TASK DIRECTIONS:
Give back the full data character for character.
· · · · · · ·
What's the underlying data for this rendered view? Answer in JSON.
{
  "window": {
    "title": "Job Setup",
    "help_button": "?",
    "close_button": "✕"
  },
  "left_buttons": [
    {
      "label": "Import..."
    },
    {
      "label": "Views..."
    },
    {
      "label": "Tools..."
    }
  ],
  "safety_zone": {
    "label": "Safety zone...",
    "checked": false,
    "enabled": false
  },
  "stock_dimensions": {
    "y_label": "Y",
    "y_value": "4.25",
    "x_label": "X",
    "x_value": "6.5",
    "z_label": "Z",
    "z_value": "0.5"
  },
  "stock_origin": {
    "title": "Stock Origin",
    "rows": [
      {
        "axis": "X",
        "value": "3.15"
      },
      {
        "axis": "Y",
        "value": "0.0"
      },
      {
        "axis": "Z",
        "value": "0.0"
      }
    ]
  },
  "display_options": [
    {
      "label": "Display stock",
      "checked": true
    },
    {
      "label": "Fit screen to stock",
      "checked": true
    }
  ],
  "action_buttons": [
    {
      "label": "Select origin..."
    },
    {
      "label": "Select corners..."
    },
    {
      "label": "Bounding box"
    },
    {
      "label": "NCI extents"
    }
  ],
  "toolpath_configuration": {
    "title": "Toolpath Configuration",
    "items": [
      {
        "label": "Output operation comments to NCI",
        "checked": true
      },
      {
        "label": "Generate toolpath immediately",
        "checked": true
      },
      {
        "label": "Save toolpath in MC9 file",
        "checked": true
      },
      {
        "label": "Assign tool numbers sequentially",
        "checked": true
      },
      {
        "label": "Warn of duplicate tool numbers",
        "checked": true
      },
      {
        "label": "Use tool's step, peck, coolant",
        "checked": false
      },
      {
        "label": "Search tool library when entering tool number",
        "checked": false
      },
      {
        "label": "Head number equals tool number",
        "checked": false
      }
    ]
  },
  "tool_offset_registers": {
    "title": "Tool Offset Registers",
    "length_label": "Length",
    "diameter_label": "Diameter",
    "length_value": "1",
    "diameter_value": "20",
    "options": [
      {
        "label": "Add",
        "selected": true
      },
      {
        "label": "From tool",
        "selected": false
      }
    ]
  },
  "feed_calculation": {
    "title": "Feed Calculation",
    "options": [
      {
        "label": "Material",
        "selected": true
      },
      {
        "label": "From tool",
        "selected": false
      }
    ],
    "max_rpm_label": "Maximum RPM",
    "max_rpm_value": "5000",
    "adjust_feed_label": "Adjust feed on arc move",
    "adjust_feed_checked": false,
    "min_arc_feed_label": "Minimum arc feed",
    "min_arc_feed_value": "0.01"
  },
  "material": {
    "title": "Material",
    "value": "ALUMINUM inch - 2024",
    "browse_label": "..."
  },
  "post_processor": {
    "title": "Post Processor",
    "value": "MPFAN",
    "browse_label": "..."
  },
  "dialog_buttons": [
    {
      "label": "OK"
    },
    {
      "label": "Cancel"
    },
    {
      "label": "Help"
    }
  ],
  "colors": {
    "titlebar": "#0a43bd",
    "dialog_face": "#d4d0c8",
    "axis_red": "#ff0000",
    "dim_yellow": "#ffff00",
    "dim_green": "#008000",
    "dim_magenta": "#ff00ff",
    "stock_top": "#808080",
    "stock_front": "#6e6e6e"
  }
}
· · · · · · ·
COMPLETED EXERCISE:
What's the underlying data for this rendered view? Answer in JSON.
{
  "window": {
    "title": "Job Setup",
    "help_button": "?",
    "close_button": "✕"
  },
  "left_buttons": [
    {
      "label": "Import..."
    },
    {
      "label": "Views..."
    },
    {
      "label": "Tools..."
    }
  ],
  "safety_zone": {
    "label": "Safety zone...",
    "checked": false,
    "enabled": false
  },
  "stock_dimensions": {
    "y_label": "Y",
    "y_value": "4.25",
    "x_label": "X",
    "x_value": "6.5",
    "z_label": "Z",
    "z_value": "0.5"
  },
  "stock_origin": {
    "title": "Stock Origin",
    "rows": [
      {
        "axis": "X",
        "value": "3.15"
      },
      {
        "axis": "Y",
        "value": "0.0"
      },
      {
        "axis": "Z",
        "value": "0.0"
      }
    ]
  },
  "display_options": [
    {
      "label": "Display stock",
      "checked": true
    },
    {
      "label": "Fit screen to stock",
      "checked": true
    }
  ],
  "action_buttons": [
    {
      "label": "Select origin..."
    },
    {
      "label": "Select corners..."
    },
    {
      "label": "Bounding box"
    },
    {
      "label": "NCI extents"
    }
  ],
  "toolpath_configuration": {
    "title": "Toolpath Configuration",
    "items": [
      {
        "label": "Output operation comments to NCI",
        "checked": true
      },
      {
        "label": "Generate toolpath immediately",
        "checked": true
      },
      {
        "label": "Save toolpath in MC9 file",
        "checked": true
      },
      {
        "label": "Assign tool numbers sequentially",
        "checked": true
      },
      {
        "label": "Warn of duplicate tool numbers",
        "checked": true
      },
      {
        "label": "Use tool's step, peck, coolant",
        "checked": false
      },
      {
        "label": "Search tool library when entering tool number",
        "checked": false
      },
      {
        "label": "Head number equals tool number",
        "checked": false
      }
    ]
  },
  "tool_offset_registers": {
    "title": "Tool Offset Registers",
    "length_label": "Length",
    "diameter_label": "Diameter",
    "length_value": "1",
    "diameter_value": "20",
    "options": [
      {
        "label": "Add",
        "selected": true
      },
      {
        "label": "From tool",
        "selected": false
      }
    ]
  },
  "feed_calculation": {
    "title": "Feed Calculation",
    "options": [
      {
        "label": "Material",
        "selected": true
      },
      {
        "label": "From tool",
        "selected": false
      }
    ],
    "max_rpm_label": "Maximum RPM",
    "max_rpm_value": "5000",
    "adjust_feed_label": "Adjust feed on arc move",
    "adjust_feed_checked": false,
    "min_arc_feed_label": "Minimum arc feed",
    "min_arc_feed_value": "0.01"
  },
  "material": {
    "title": "Material",
    "value": "ALUMINUM inch - 2024",
    "browse_label": "..."
  },
  "post_processor": {
    "title": "Post Processor",
    "value": "MPFAN",
    "browse_label": "..."
  },
  "dialog_buttons": [
    {
      "label": "OK"
    },
    {
      "label": "Cancel"
    },
    {
      "label": "Help"
    }
  ],
  "colors": {
    "titlebar": "#0a43bd",
    "dialog_face": "#d4d0c8",
    "axis_red": "#ff0000",
    "dim_yellow": "#ffff00",
    "dim_green": "#008000",
    "dim_magenta": "#ff00ff",
    "stock_top": "#808080",
    "stock_front": "#6e6e6e"
  }
}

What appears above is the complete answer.